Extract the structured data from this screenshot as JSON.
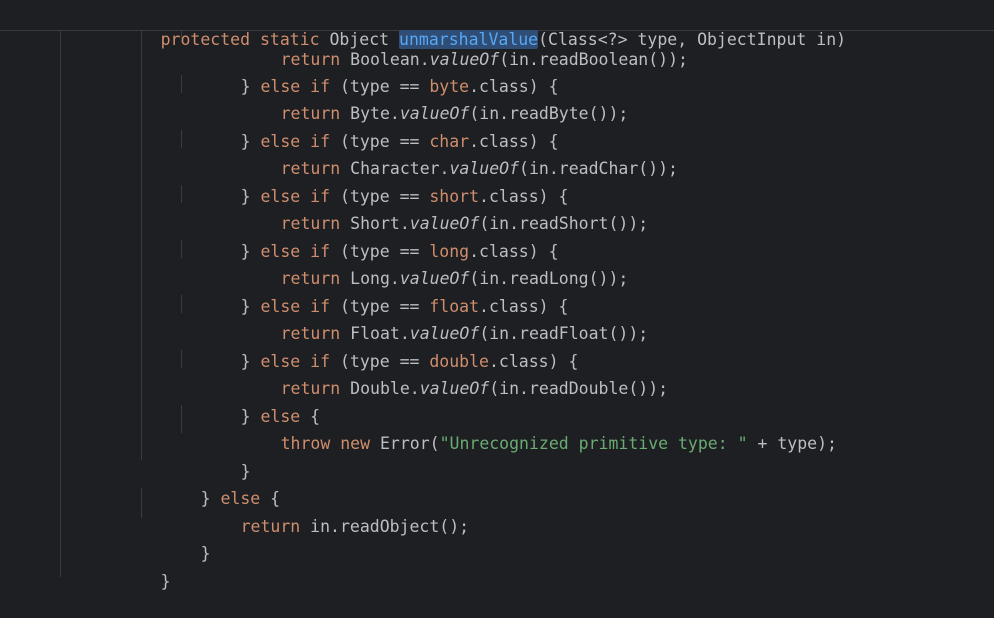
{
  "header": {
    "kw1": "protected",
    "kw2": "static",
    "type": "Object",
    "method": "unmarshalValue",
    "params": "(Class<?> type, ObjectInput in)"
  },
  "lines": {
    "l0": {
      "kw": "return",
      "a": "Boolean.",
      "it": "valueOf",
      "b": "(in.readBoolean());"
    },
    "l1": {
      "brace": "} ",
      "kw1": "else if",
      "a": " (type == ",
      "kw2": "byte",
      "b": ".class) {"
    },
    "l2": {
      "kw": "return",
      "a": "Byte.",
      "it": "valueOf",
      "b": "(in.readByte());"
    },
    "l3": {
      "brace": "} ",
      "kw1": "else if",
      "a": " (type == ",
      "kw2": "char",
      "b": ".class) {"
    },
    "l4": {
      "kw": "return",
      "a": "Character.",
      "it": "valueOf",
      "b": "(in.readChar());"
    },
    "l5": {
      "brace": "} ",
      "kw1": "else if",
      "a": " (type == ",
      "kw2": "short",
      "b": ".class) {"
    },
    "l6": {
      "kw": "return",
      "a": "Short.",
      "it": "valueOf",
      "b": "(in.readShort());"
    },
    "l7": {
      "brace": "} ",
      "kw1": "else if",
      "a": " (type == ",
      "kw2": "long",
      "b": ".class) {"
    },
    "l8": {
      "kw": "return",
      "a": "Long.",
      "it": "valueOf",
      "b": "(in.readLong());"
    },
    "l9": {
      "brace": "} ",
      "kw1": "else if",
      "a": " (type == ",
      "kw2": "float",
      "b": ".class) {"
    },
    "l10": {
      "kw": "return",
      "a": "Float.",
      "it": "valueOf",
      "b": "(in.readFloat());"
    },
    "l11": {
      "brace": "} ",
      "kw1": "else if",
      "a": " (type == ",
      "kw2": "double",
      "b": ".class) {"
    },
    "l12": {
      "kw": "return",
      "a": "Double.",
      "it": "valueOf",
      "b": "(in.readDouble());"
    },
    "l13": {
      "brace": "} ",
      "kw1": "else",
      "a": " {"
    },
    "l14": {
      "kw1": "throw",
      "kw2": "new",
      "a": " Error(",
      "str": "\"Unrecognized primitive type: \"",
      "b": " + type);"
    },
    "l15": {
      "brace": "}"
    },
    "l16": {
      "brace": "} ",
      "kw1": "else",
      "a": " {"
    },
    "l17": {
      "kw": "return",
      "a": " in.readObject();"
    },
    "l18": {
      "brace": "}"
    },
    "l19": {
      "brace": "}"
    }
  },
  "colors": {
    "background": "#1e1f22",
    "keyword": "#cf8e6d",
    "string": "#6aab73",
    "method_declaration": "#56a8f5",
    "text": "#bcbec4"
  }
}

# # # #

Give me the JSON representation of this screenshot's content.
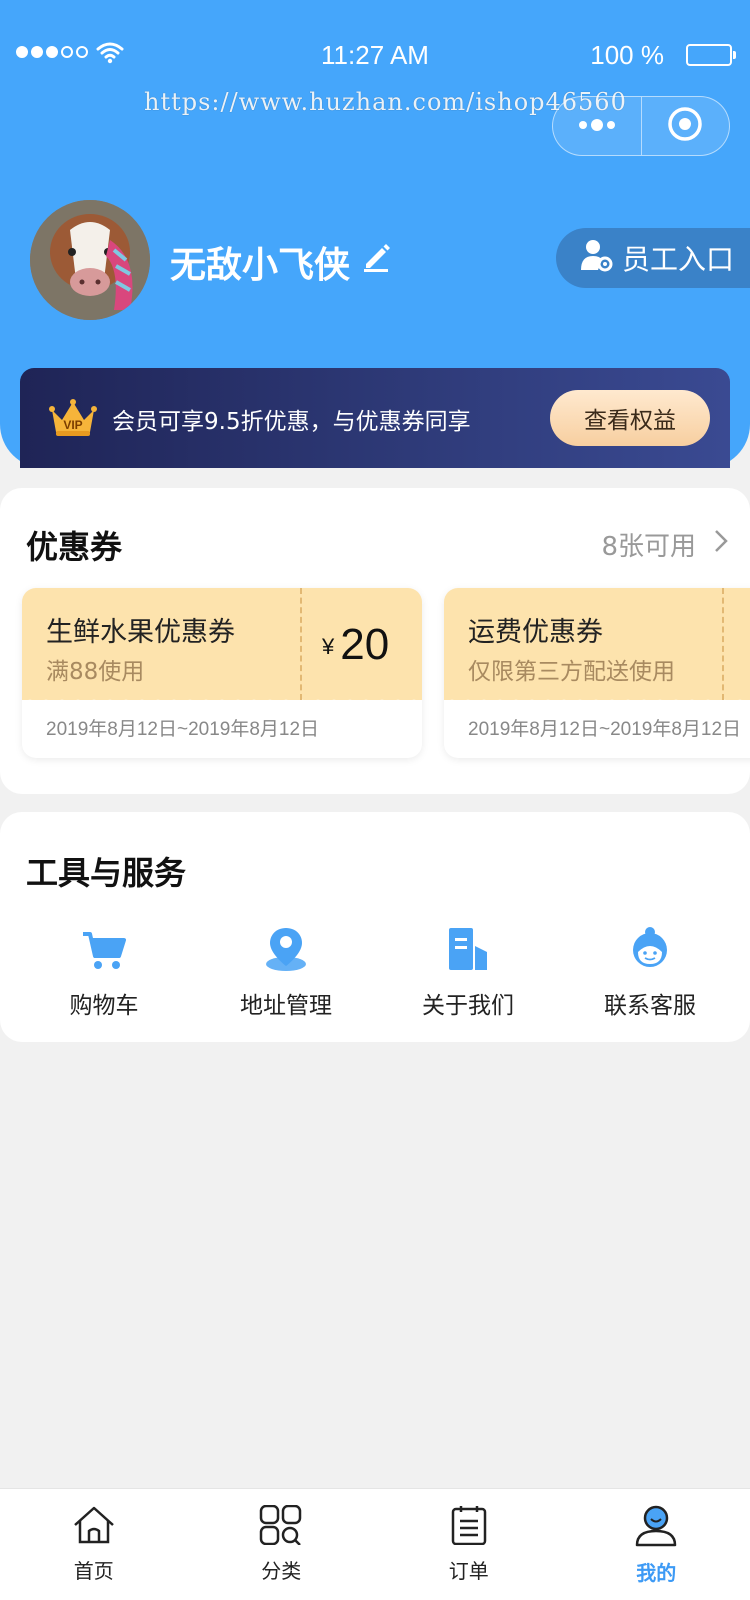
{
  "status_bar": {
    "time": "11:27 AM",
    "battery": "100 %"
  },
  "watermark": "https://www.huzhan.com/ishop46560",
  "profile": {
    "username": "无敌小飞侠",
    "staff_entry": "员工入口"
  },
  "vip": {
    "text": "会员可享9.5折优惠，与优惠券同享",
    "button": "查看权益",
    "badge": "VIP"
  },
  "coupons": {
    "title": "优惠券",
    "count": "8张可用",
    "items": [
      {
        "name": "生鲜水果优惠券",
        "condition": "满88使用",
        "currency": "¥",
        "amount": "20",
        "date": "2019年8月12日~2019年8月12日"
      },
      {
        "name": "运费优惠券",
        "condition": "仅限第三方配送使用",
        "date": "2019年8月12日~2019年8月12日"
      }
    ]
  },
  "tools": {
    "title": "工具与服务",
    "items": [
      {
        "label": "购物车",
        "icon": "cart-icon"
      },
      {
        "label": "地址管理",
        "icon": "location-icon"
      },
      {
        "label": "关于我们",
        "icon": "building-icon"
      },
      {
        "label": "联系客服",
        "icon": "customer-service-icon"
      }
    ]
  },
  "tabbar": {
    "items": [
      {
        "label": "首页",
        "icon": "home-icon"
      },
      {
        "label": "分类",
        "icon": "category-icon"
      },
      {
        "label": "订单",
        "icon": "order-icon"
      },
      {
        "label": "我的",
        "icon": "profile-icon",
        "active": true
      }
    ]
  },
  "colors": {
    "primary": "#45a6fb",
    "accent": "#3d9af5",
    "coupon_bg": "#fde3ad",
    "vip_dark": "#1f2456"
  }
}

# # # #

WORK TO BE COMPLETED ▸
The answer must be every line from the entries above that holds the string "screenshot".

ANSWER TO THIS PROBLEM ▸
Extract the structured data from this screenshot as JSON.
Give me the JSON representation of this screenshot's content.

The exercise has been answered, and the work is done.